- EXERCISE DESCRIPTION:
Leave the images out, and copy each of the records below exactly.

BEGIN

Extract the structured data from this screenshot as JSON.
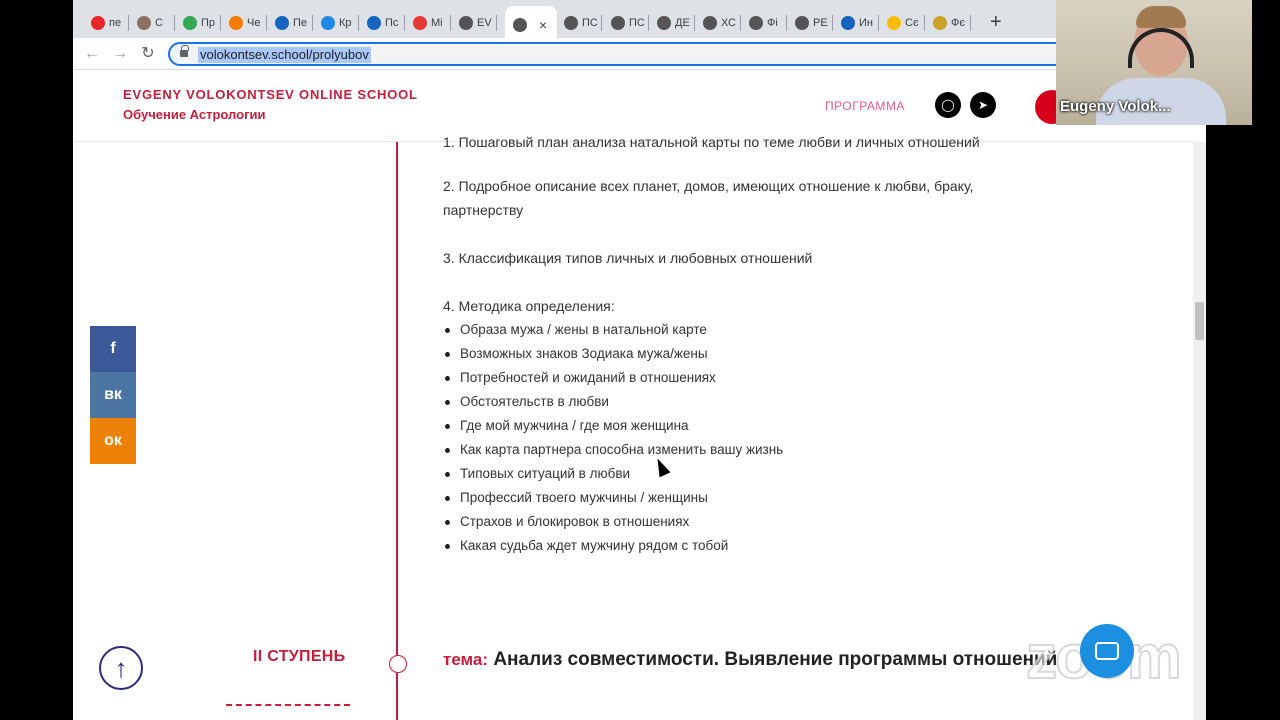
{
  "browser": {
    "tabs": [
      {
        "label": "пе",
        "icon": "yandex-icon",
        "color": "#e62828"
      },
      {
        "label": "С",
        "icon": "shield-icon",
        "color": "#8d6e63"
      },
      {
        "label": "Пр",
        "icon": "windows-icon",
        "color": "#34a853"
      },
      {
        "label": "Че",
        "icon": "ok-icon",
        "color": "#f57c00"
      },
      {
        "label": "Пе",
        "icon": "bank-icon",
        "color": "#1565c0"
      },
      {
        "label": "Кр",
        "icon": "mail-icon",
        "color": "#1e88e5"
      },
      {
        "label": "Пс",
        "icon": "envelope-icon",
        "color": "#1565c0"
      },
      {
        "label": "Mi",
        "icon": "chrome-icon",
        "color": "#e53935"
      },
      {
        "label": "EV",
        "icon": "ev-icon",
        "color": "#555555"
      },
      {
        "label": "",
        "icon": "ev-icon",
        "color": "#555555",
        "active": true
      },
      {
        "label": "ПС",
        "icon": "ev-icon",
        "color": "#555555"
      },
      {
        "label": "ПС",
        "icon": "ev-icon",
        "color": "#555555"
      },
      {
        "label": "ДЕ",
        "icon": "ev-icon",
        "color": "#555555"
      },
      {
        "label": "ХС",
        "icon": "ev-icon",
        "color": "#555555"
      },
      {
        "label": "Фі",
        "icon": "ev-icon",
        "color": "#555555"
      },
      {
        "label": "РЕ",
        "icon": "ev-icon",
        "color": "#555555"
      },
      {
        "label": "Ин",
        "icon": "bank-icon",
        "color": "#1565c0"
      },
      {
        "label": "Сє",
        "icon": "g-icon",
        "color": "#fbbc05"
      },
      {
        "label": "Фє",
        "icon": "eagle-icon",
        "color": "#c9a227"
      }
    ],
    "url": "volokontsev.school/prolyubov"
  },
  "site": {
    "brand_line1": "EVGENY VOLOKONTSEV ONLINE SCHOOL",
    "brand_line2": "Обучение Астрологии",
    "nav_program": "ПРОГРАММА",
    "social": [
      "instagram-icon",
      "telegram-icon"
    ]
  },
  "content": {
    "cut_line": "1. Пошаговый план анализа натальной карты по теме любви и личных отношений",
    "item2": "2. Подробное описание всех планет, домов, имеющих отношение к любви, браку, партнерству",
    "item3": "3. Классификация типов личных и любовных отношений",
    "item4": "4. Методика определения:",
    "bullets": [
      "Образа мужа / жены в натальной карте",
      "Возможных знаков Зодиака мужа/жены",
      "Потребностей и ожиданий в отношениях",
      "Обстоятельств в любви",
      "Где мой мужчина / где моя женщина",
      "Как карта партнера способна изменить вашу жизнь",
      "Типовых ситуаций в любви",
      "Профессий твоего мужчины / женщины",
      "Страхов и блокировок в отношениях",
      "Какая судьба ждет мужчину рядом с тобой"
    ],
    "stage_label": "II СТУПЕНЬ",
    "topic_label": "тема:",
    "topic_text": "Анализ совместимости. Выявление программы отношений"
  },
  "share": [
    {
      "icon": "facebook-icon",
      "glyph": "f",
      "color": "#3b5998"
    },
    {
      "icon": "vk-icon",
      "glyph": "вк",
      "color": "#4c75a3"
    },
    {
      "icon": "odnoklassniki-icon",
      "glyph": "ок",
      "color": "#ee8208"
    }
  ],
  "zoom": {
    "participant_name": "Eugeny Volok...",
    "logo_text": "zoom"
  }
}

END

- OUTPUT FOR THIS EXERCISE:
Extract the structured data from this screenshot as JSON.
{
  "browser": {
    "tabs": [
      {
        "label": "пе",
        "icon": "yandex-icon",
        "color": "#e62828"
      },
      {
        "label": "С",
        "icon": "shield-icon",
        "color": "#8d6e63"
      },
      {
        "label": "Пр",
        "icon": "windows-icon",
        "color": "#34a853"
      },
      {
        "label": "Че",
        "icon": "ok-icon",
        "color": "#f57c00"
      },
      {
        "label": "Пе",
        "icon": "bank-icon",
        "color": "#1565c0"
      },
      {
        "label": "Кр",
        "icon": "mail-icon",
        "color": "#1e88e5"
      },
      {
        "label": "Пс",
        "icon": "envelope-icon",
        "color": "#1565c0"
      },
      {
        "label": "Mi",
        "icon": "chrome-icon",
        "color": "#e53935"
      },
      {
        "label": "EV",
        "icon": "ev-icon",
        "color": "#555555"
      },
      {
        "label": "",
        "icon": "ev-icon",
        "color": "#555555",
        "active": true
      },
      {
        "label": "ПС",
        "icon": "ev-icon",
        "color": "#555555"
      },
      {
        "label": "ПС",
        "icon": "ev-icon",
        "color": "#555555"
      },
      {
        "label": "ДЕ",
        "icon": "ev-icon",
        "color": "#555555"
      },
      {
        "label": "ХС",
        "icon": "ev-icon",
        "color": "#555555"
      },
      {
        "label": "Фі",
        "icon": "ev-icon",
        "color": "#555555"
      },
      {
        "label": "РЕ",
        "icon": "ev-icon",
        "color": "#555555"
      },
      {
        "label": "Ин",
        "icon": "bank-icon",
        "color": "#1565c0"
      },
      {
        "label": "Сє",
        "icon": "g-icon",
        "color": "#fbbc05"
      },
      {
        "label": "Фє",
        "icon": "eagle-icon",
        "color": "#c9a227"
      }
    ],
    "url": "volokontsev.school/prolyubov"
  },
  "site": {
    "brand_line1": "EVGENY VOLOKONTSEV ONLINE SCHOOL",
    "brand_line2": "Обучение Астрологии",
    "nav_program": "ПРОГРАММА",
    "social": [
      "instagram-icon",
      "telegram-icon"
    ]
  },
  "content": {
    "cut_line": "1. Пошаговый план анализа натальной карты по теме любви и личных отношений",
    "item2": "2. Подробное описание всех планет, домов, имеющих отношение к любви, браку, партнерству",
    "item3": "3. Классификация типов личных и любовных отношений",
    "item4": "4. Методика определения:",
    "bullets": [
      "Образа мужа / жены в натальной карте",
      "Возможных знаков Зодиака мужа/жены",
      "Потребностей и ожиданий в отношениях",
      "Обстоятельств в любви",
      "Где мой мужчина / где моя женщина",
      "Как карта партнера способна изменить вашу жизнь",
      "Типовых ситуаций в любви",
      "Профессий твоего мужчины / женщины",
      "Страхов и блокировок в отношениях",
      "Какая судьба ждет мужчину рядом с тобой"
    ],
    "stage_label": "II СТУПЕНЬ",
    "topic_label": "тема:",
    "topic_text": "Анализ совместимости. Выявление программы отношений"
  },
  "share": [
    {
      "icon": "facebook-icon",
      "glyph": "f",
      "color": "#3b5998"
    },
    {
      "icon": "vk-icon",
      "glyph": "вк",
      "color": "#4c75a3"
    },
    {
      "icon": "odnoklassniki-icon",
      "glyph": "ок",
      "color": "#ee8208"
    }
  ],
  "zoom": {
    "participant_name": "Eugeny Volok...",
    "logo_text": "zoom"
  }
}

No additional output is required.